Matching Fresh Poplar to a Stripped Old Poplar Door
Here's a discussion about what stripping solution does to Poplar, and about matching that appearance in fresh new wood.July 16, 2012
My client has some old French doors that were painted, dip stripped, and returned to the job site. They are over 100 years old and made in solid popular and now have a uniform patina to them almost faded to a brown. I had to do some repair work to them with new popular which has green color in it. How can I get the new popular to look like the old popular color? When I sanded in the repair flush the old color turned to match the new green so I assume the stripper chemical is what will change it back.
From contributor R:
Just a hunch but it might be a lye. Itís commonly used in dip tanks.
From the original questioner:
Where can I find it and can you suggest a mix I can start testing samples with?
From contributor C:
Usually an oxalic acid wash is used after hot tank stripping to eliminate discolorations caused by the stripper. It could be that they didn't do that. Also, old poplar will naturally darken over time.
From contributor T:
Try Sodium Hydroxide in a 10% solution of water. Straight (Lye) can burn the wood so start with a milder solution. Oxalic Acid with neutralize the solution. Be careful when working with caustic solutions as they can cause burns to the skin. I have the scars to prove it.

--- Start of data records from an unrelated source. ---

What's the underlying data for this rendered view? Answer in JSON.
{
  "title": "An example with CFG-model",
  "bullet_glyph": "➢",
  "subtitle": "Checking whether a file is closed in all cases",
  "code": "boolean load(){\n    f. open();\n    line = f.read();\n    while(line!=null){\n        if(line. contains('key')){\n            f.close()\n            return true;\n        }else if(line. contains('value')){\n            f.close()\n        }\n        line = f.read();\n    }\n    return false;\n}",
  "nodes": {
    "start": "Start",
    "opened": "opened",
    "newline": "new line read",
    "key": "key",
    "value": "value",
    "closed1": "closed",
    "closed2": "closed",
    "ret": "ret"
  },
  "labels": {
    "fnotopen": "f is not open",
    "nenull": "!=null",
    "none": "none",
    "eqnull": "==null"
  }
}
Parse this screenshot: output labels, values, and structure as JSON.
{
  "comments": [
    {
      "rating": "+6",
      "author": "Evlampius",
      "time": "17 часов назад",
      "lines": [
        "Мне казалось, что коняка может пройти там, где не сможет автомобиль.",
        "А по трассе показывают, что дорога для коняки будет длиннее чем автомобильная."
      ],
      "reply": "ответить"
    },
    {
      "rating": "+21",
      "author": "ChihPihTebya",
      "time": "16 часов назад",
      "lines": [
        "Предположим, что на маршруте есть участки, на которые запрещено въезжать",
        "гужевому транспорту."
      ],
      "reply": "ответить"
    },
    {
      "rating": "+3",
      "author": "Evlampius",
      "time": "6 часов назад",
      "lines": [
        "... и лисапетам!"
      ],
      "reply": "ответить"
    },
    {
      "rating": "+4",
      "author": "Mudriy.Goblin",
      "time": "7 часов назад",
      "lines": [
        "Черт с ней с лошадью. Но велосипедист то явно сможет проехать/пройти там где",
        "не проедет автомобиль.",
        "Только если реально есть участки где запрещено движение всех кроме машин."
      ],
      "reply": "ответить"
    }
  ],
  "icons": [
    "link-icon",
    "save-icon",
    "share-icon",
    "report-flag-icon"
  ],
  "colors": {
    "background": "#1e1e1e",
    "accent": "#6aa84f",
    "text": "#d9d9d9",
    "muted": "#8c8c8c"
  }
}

From contributor H:
This is one of the main reasons that there are not a lot of hot tanks any more (that and the power bill to keep a hot tank fired up 24/7). Chances are that they did neutralize the lye solution. I would sand the wood down with 120 then oxalic everything. Oxalic will not work if it cannot get into the cellular fibers of the wood. That includes leftover paint, or even hand oils. Use oxalic and water and stick them out in the sun to dry, then rinse down with clean water. The off coloration in your new wood can be reduced with a wash of George Franks "Witches Brew" (vinegar and iron filings). I have had a bottle of the stuff brewing for the past 25 years. Strain and dilute with water and use it like you would a stain. Mix a lighter color than you think then hit it with a heat gun or a touch and it will dry and bloom the iron to the right color.
From contributor I:
How much time do you have? The green goes away pretty quickly with direct sun exposure. If you take them outside after the repair for a week of direct sun, they might be pretty close.